Excerpts from an interface dataset
━━━━
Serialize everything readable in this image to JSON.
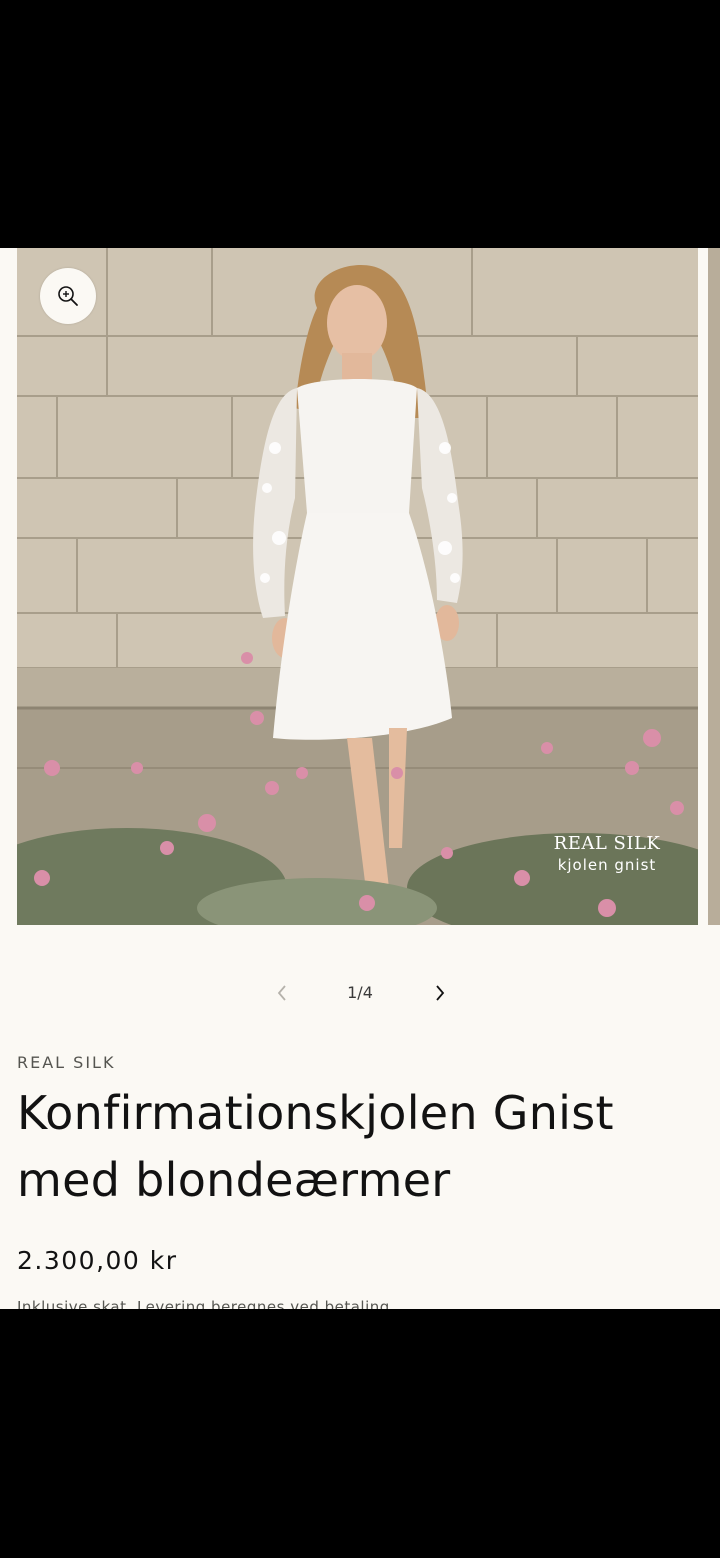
{
  "gallery": {
    "zoom_icon": "zoom-in-icon",
    "watermark_brand": "REAL SILK",
    "watermark_sub": "kjolen gnist",
    "counter": "1/4",
    "prev_icon": "chevron-left-icon",
    "next_icon": "chevron-right-icon"
  },
  "product": {
    "vendor": "REAL SILK",
    "title": "Konfirmationskjolen Gnist med blondeærmer",
    "price": "2.300,00 kr",
    "tax_note": "Inklusive skat. Levering beregnes ved betaling."
  },
  "colors": {
    "page_background": "#fbf9f4",
    "text": "#121212",
    "muted_text": "#555550"
  }
}
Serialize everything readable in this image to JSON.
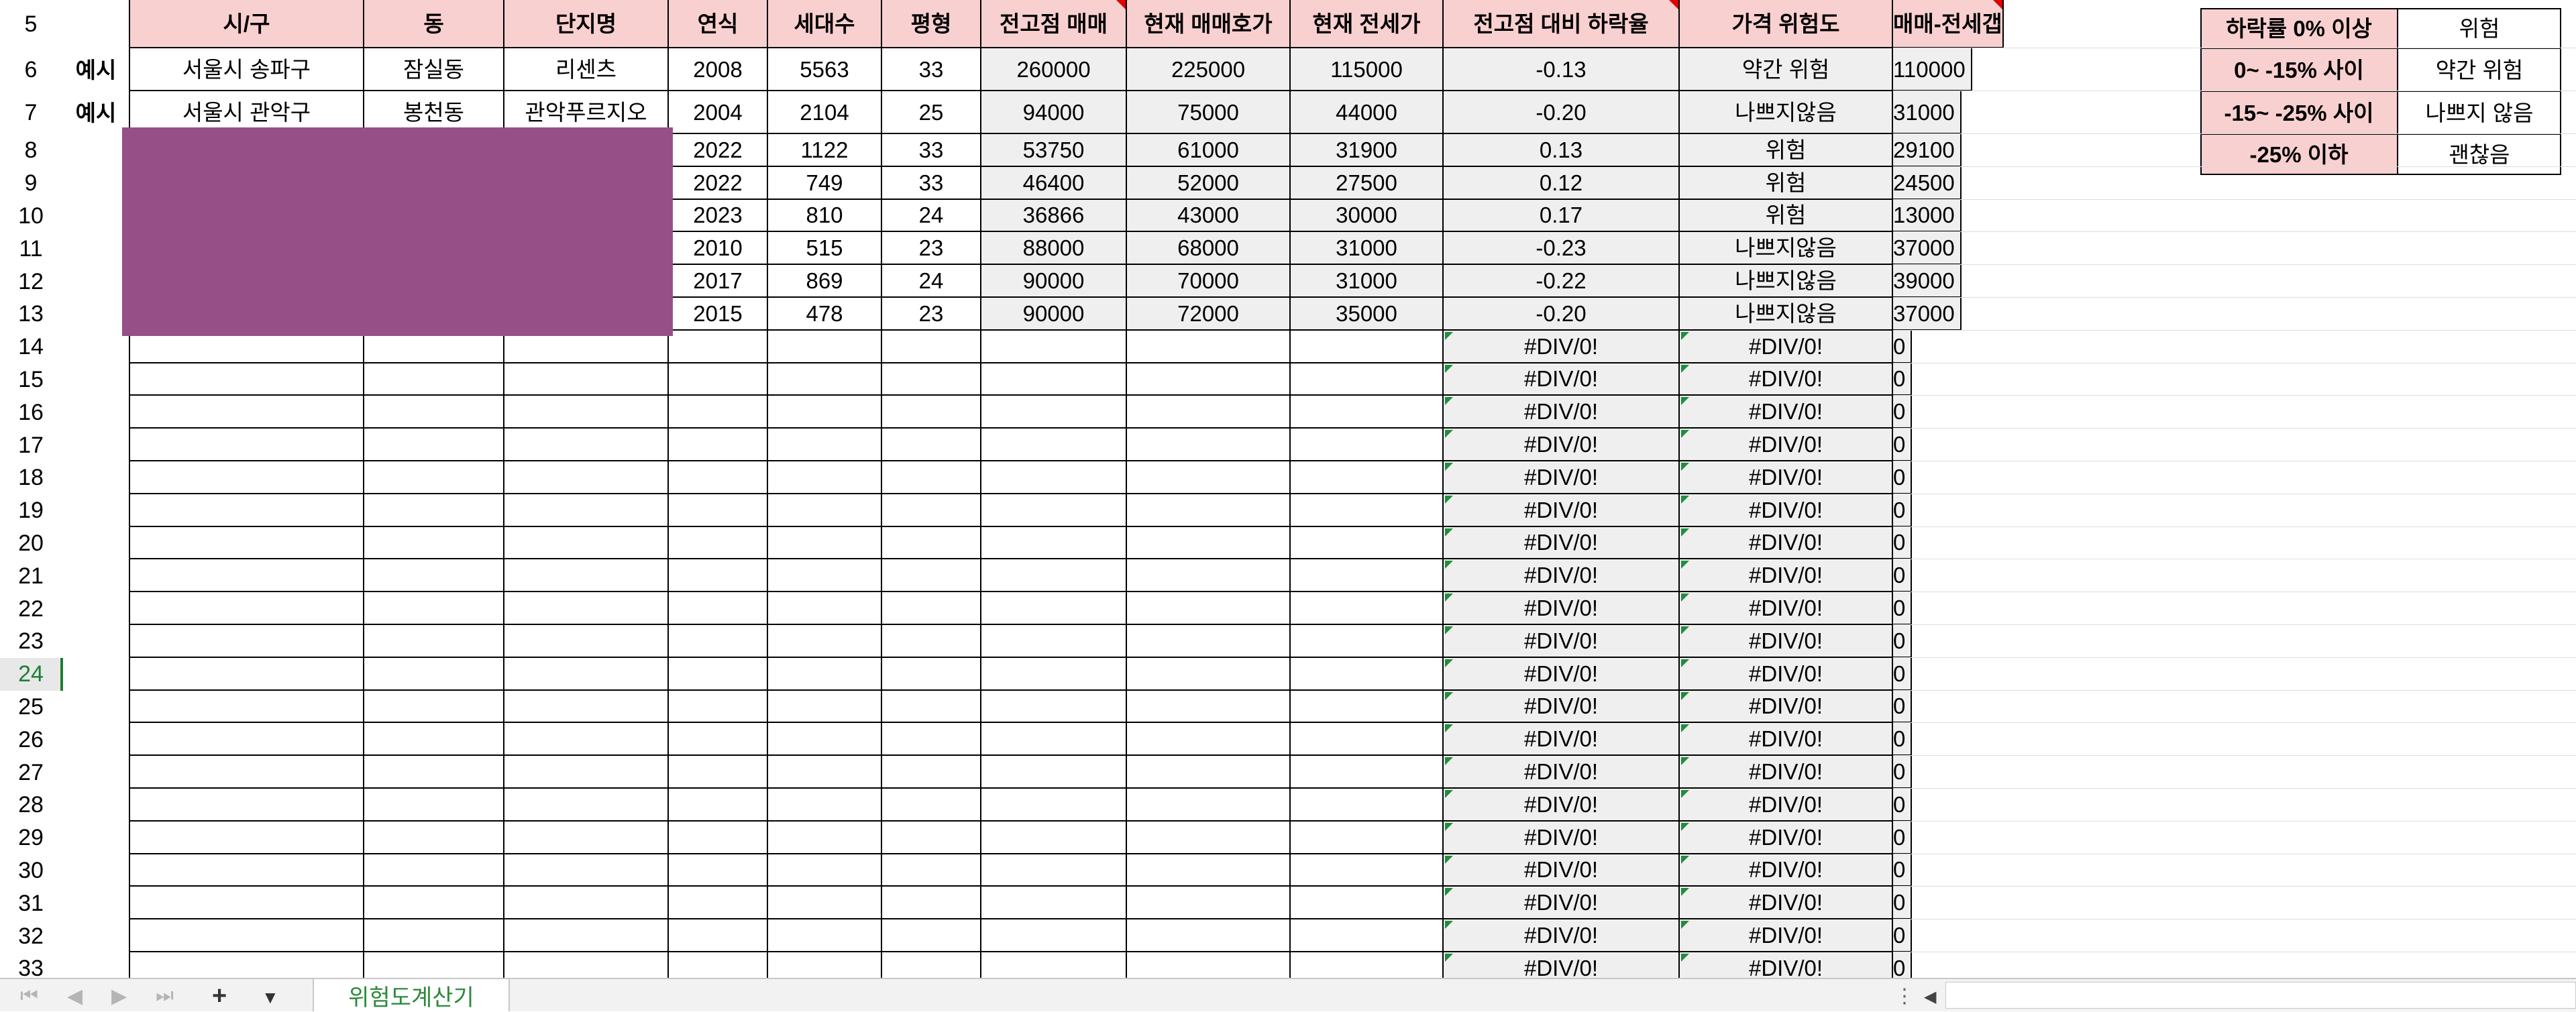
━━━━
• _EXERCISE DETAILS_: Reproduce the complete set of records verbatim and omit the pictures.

• _WRITTEN REPLY_:
Serialize everything readable in this image to JSON.
{
  "gallery": {
    "zoom_icon": "zoom-in-icon",
    "watermark_brand": "REAL SILK",
    "watermark_sub": "kjolen gnist",
    "counter": "1/4",
    "prev_icon": "chevron-left-icon",
    "next_icon": "chevron-right-icon"
  },
  "product": {
    "vendor": "REAL SILK",
    "title": "Konfirmationskjolen Gnist med blondeærmer",
    "price": "2.300,00 kr",
    "tax_note": "Inklusive skat. Levering beregnes ved betaling."
  },
  "colors": {
    "page_background": "#fbf9f4",
    "text": "#121212",
    "muted_text": "#555550"
  }
}
Serialize everything readable in this image to JSON.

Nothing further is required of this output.